The complimentary yet antagonistic relationship between image and space is central to Hornig’s work. She likes role reversal: creating spaces that flatten out and images that protrude into space. To make matters more perplexing, her pieces also involve image and space in flexible analogies with other abstract pairs: exterior and interior, public and private. It seems for Hornig the later is a border that still exists, but which can be traversed or inverted at will. Appropriately then, figure-less and ware-free shop windows and their reflections crop up frequently in her more recent works. Window with Curtain (2001), an installation for Gallery Bonakdar, New York, is a large transparency installed in an artificial façade bisecting the room. The image in the window gives a semi-opaque view of the interior of a vacant shop, the buildings opposite and the actual gallery space. Hornig takes the melancholy and oppressive anonymity of these layers of emptiness and makes them kind of attractive; both the real and depicted spaces become available to the viewer for private projection.

Window with Curtain has a subtle punch line: half the gallery is designated as a part of the work. As with the earlier Nebenzimmer (Adjoining Room, 1994) a willing art collector would have to similarly demarcate or surrender a part of their private space. Other works by Hornig also show sensitivity to the economic condition of space in art – after all, the character, size and features of any art space has a lot to do with who is prepared to pay for what. Likewise, Sleepcorner (2000), made for a recent exhibition in PS1, New York, consists of two white shelves that are really a model of a miserably small mezzanine bed. Hornig’s work makes visible how an art space can render insignificant a volume that is all-important to you.

Hornig recently erected her own ruins, Emsakropolis (2001), in the pastoral setting of an overgrown German landscape garden. The work is based on photographs the artist made on a trip to a Greek island. Her snaps recorded the outlines of the crude concrete shells of unfinished buildings dotting the landscape. These rough pavilion-like structures are built by landowners in order to avoid the expiry of precious building permits. Hornig has undertaken to reproduce one in a scaled-down, somewhat tidier version. You can’t stand up in it, nor do you become a necessary part of it in the way you might with a Dan Graham structure. The originals are not just the by-products of the local economy, but also crazy trans-historical things whose form recalls both Classical architecture and Minimalist sculpture. Hornig’s work sits like a folly estranged from its origins, like the focal point of a picture in space.

It seems fitting – although coincidental – that to reach Hornig’s Berlin studio you have to walk through an abandoned building site; many seasons have passed since anyone lifted a finger there. A raw concrete cellar lies open to the elements, occasionally flooding; protruding rusted steel re-enforcements seem to have lost hope of ever being connected to a first floor; up-ended form-work and half-poured walls suggest corners of unrealised rooms.
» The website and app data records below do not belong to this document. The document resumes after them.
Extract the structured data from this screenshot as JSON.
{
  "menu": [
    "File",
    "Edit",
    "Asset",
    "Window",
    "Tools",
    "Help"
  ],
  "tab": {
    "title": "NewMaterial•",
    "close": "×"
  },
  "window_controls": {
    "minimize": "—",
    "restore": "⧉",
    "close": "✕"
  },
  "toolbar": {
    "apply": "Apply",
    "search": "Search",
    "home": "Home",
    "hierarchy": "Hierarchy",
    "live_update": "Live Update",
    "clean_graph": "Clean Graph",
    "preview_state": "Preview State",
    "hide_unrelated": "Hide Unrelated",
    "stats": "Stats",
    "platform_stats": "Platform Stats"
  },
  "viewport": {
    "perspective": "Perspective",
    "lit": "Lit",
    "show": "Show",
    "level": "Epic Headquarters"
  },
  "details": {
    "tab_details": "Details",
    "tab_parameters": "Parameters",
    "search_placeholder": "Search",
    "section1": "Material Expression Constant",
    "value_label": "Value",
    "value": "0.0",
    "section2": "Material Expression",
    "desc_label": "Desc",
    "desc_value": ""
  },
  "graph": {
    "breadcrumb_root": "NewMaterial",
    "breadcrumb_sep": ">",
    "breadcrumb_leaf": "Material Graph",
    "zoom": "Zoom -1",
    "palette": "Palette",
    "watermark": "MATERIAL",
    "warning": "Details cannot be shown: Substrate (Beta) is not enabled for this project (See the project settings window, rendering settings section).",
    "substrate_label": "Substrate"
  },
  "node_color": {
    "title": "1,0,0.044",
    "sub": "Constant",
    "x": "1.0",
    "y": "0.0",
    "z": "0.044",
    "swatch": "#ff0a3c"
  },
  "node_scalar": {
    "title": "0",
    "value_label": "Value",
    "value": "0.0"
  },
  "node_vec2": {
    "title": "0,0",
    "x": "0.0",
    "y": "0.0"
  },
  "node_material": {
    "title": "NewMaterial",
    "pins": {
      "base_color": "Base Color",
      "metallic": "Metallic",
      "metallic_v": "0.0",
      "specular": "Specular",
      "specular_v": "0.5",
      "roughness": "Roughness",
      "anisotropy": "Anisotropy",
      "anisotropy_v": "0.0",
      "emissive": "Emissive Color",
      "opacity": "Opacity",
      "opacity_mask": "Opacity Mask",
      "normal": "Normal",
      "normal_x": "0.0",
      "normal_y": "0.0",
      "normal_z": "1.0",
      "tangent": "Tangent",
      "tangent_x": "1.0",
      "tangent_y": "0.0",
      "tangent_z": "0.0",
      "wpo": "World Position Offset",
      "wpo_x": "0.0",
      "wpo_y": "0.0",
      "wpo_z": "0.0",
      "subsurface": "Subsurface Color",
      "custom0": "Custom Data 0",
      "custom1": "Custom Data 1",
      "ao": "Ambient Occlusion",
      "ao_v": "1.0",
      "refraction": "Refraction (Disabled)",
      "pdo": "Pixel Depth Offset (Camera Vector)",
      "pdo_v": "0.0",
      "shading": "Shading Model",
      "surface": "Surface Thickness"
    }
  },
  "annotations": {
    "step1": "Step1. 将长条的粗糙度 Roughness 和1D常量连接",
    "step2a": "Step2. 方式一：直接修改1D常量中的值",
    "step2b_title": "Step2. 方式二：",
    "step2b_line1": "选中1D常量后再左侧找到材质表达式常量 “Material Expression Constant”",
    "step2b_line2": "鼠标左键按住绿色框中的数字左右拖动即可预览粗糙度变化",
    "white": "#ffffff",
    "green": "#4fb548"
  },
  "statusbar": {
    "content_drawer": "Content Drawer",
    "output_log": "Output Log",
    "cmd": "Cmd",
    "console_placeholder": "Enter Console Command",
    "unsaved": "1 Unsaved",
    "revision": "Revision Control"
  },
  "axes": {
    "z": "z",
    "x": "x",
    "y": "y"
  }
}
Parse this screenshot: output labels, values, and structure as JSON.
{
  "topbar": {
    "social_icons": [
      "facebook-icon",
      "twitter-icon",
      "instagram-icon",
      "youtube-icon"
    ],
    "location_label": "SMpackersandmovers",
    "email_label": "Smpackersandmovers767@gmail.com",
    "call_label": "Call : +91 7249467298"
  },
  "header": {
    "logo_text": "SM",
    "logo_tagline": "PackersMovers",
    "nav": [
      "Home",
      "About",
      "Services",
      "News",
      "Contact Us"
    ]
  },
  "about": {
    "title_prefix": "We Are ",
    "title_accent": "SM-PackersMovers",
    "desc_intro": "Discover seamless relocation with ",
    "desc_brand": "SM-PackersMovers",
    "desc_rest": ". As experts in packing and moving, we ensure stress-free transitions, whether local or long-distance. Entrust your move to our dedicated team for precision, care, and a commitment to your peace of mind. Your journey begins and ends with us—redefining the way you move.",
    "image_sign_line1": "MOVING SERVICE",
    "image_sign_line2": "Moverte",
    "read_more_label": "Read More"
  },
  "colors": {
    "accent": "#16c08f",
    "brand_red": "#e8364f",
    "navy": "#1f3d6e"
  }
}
This scene epitomises an ordinary form of progress in a permanent hiatus. This is not the kind of thing that you see featured in mainstream celebrations of ‘the new Berlin’ – a city which, like an ageing film icon, has undergone such radical (and not always successful) cosmetic surgery that to look upon it is also to disbelieve.